-- Exercise objective --
Your response should consist of every record, exactly as given.

Top of Supplied records

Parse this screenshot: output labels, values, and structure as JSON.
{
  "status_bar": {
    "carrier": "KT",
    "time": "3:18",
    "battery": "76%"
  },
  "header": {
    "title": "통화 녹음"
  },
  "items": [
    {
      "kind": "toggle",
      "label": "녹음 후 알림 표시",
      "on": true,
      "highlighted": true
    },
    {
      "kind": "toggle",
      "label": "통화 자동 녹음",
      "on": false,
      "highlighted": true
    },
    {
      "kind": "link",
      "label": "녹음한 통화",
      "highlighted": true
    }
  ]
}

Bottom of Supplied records

-- Response --
Parse this screenshot: output labels, values, and structure as JSON.
{
  "status_bar": {
    "carrier": "KT",
    "time": "3:18",
    "battery": "76%"
  },
  "header": {
    "title": "통화 녹음"
  },
  "items": [
    {
      "kind": "toggle",
      "label": "녹음 후 알림 표시",
      "on": true,
      "highlighted": true
    },
    {
      "kind": "toggle",
      "label": "통화 자동 녹음",
      "on": false,
      "highlighted": true
    },
    {
      "kind": "link",
      "label": "녹음한 통화",
      "highlighted": true
    }
  ]
}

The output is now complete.